Today’s Scripture text is about prayer. Last week we saw how the hypocrites and heathen pray. We also saw a glimpse of how the holy pray. This week we will fill in our understanding a little more as we study the famous text of what is called the Lord’s Prayer. It is not literally a prayer of the Lord, but a teaching moment for the disciples. The Lord Jesus wanted to teach His followers about prayer, so He gave them a model to go by. We can learn a lot from this passage if we open the eyes and ears of our spirits this day.
Our Father in heaven, hallowed be Your name.
We are a body of believers, and no one is on their own. Even when we pray individually and privately, we still pray in conjunction with the church. He is "our" Father. He is not just my God and not just your God, but He is "our" Father. Fathers will answer questions and petitions from their children that they would not accept from anyone else in the world. God is our Father. We have a nearness with Him, but that closeness is balanced with His place. He is in heaven. It is important to know where God is when we pray. If He were anywhere else, there would be no use in praying to Him, but He is high and lifted up. He is omniscient, omnipotent, all-resourceful in His heavenly dwelling. He is sovereignly ruling all things. His name was revealed as Yahweh and then completed in the revelation of Jesus, "Yahweh saves." We want His name to be famous, so we pray to that end.
Your kingdom come, Your will be done, on earth as it is in heaven.
Notice that adoration and submission come prior to confession and supplication. We want God's will to be done as it is in heaven. And how is it done in heaven? It is done perfectly. How radical of a change would it be if God's will was completely and thoroughly done in all the world? One day that will come to pass. The kingdom originates in heaven, but is coming down among us.
Give us this day our daily bread
Notice the corporate nature of this line as well. Bread refers here to anything that we may need. Any notion that Christians are promised riches and treasures in this life is done away with in this phrase. Christians are those who must call out to God each day for help. "Give me what I need today, Father." In that ancient society, men were paid daily for their work. They would then go and by bread for that day. For the average person there was no storing up of either money or food. If one did not work, one did not eat. So you can see why one would pray for bread on a daily basis.
And forgive us our debts, as we forgive our debtors.
Let me first say that this does not mean that we can earn our forgiveness by forgiving others as if we can box God into a corner and force Him to do anything. What it does reveal is that God will only forgive the sorrowful. True penitence is a forgiving spirit. I think that our society proves that forgiveness is an uncharacteristic human act. It is not normal for people to forgive one another. Even Christians are guilty on this subject. We are good about praying for forgiveness privately for ourselves, but when it comes to forgiving someone else or asking for forgiveness for something we have done we have a very tough time. Yet, this is what we are called to do. We are to be ministers of reconciliation, even in our prayer lives.

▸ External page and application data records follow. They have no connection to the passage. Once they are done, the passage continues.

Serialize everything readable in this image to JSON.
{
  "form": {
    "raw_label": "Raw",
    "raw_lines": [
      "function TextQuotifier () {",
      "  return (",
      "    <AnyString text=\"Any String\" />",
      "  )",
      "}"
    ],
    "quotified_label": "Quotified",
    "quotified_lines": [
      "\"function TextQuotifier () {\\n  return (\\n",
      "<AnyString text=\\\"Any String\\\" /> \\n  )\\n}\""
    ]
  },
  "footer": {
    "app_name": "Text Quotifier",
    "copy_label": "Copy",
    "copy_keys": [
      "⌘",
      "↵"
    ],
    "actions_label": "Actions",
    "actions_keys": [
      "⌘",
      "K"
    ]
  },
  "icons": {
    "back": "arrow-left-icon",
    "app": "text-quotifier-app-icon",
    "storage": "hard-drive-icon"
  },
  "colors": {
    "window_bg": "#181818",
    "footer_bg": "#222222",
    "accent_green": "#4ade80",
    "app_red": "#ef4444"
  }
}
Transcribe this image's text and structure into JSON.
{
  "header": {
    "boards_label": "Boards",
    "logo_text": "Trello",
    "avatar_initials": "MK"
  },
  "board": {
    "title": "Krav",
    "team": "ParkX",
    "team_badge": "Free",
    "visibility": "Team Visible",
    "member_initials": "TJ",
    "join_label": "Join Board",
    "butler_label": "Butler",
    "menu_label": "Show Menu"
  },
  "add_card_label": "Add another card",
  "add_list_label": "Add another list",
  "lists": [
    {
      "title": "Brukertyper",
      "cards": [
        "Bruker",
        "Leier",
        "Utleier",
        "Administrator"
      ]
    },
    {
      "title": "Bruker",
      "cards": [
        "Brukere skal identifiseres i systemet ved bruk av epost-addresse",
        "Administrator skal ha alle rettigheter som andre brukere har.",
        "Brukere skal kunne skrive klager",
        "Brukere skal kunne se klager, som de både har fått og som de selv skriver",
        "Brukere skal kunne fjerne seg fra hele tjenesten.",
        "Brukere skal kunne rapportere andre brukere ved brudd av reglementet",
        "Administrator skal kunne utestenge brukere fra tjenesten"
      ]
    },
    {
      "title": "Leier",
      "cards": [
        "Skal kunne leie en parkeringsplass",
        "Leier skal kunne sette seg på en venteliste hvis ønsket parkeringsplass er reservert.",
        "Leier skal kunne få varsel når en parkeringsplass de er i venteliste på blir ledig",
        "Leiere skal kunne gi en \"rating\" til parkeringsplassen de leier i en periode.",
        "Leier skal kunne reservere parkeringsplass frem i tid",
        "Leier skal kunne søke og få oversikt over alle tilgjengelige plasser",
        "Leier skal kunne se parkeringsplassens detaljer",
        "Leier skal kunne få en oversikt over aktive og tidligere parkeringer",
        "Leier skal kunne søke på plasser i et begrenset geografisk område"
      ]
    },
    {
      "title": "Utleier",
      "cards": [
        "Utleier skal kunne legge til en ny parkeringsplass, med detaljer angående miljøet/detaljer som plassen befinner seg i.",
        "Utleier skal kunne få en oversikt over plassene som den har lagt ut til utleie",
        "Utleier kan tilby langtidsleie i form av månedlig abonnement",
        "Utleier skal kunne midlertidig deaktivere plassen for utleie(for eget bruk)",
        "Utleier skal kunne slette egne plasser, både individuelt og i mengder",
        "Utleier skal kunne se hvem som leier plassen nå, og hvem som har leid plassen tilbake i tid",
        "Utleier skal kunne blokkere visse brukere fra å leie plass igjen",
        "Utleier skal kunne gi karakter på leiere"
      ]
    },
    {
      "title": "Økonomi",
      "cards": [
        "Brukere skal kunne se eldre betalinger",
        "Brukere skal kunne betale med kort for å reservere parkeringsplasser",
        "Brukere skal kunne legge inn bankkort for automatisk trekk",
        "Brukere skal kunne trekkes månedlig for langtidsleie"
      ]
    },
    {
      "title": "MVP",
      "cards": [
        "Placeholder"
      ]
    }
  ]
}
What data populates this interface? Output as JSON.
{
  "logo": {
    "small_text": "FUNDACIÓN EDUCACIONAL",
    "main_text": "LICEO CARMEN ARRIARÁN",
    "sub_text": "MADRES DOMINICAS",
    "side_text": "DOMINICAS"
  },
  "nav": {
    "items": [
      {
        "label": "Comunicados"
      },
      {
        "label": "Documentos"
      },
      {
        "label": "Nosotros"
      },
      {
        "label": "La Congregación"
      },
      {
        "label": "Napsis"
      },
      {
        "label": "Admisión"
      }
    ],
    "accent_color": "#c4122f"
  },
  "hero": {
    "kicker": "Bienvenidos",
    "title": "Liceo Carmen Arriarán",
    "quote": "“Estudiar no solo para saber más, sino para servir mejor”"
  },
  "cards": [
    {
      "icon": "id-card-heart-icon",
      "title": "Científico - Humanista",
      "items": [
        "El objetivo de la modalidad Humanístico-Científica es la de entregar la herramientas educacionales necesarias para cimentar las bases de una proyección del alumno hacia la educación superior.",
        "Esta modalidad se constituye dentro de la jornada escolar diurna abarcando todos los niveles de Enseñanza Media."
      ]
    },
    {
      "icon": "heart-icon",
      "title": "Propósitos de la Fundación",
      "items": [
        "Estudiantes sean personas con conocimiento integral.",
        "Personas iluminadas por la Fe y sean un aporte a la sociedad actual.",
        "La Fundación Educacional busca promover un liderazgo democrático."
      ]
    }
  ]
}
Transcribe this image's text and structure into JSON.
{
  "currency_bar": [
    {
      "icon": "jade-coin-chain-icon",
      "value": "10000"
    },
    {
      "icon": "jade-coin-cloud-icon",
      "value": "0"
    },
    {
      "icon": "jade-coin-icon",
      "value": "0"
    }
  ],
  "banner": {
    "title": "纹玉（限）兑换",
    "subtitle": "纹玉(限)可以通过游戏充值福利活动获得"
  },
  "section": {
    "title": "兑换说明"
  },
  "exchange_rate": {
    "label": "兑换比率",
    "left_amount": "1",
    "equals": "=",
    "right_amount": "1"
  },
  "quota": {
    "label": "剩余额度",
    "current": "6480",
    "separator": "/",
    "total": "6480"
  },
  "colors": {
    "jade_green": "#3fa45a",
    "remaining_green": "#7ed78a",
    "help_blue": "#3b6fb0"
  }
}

And do not lead us into temptation, but deliver us from the evil one.
Temptation = Trial = Corrective Discipline
This could mean generically that we are asking God to not abandon us during temptation so that it would overwhelm us or it could mean deliver us from the sin of not forgiving. It is obvious to me that verses twelve through fifteen all concern forgiveness. You see, the Lord wants forgiveness to be at the core of what we do and who we are as Christians.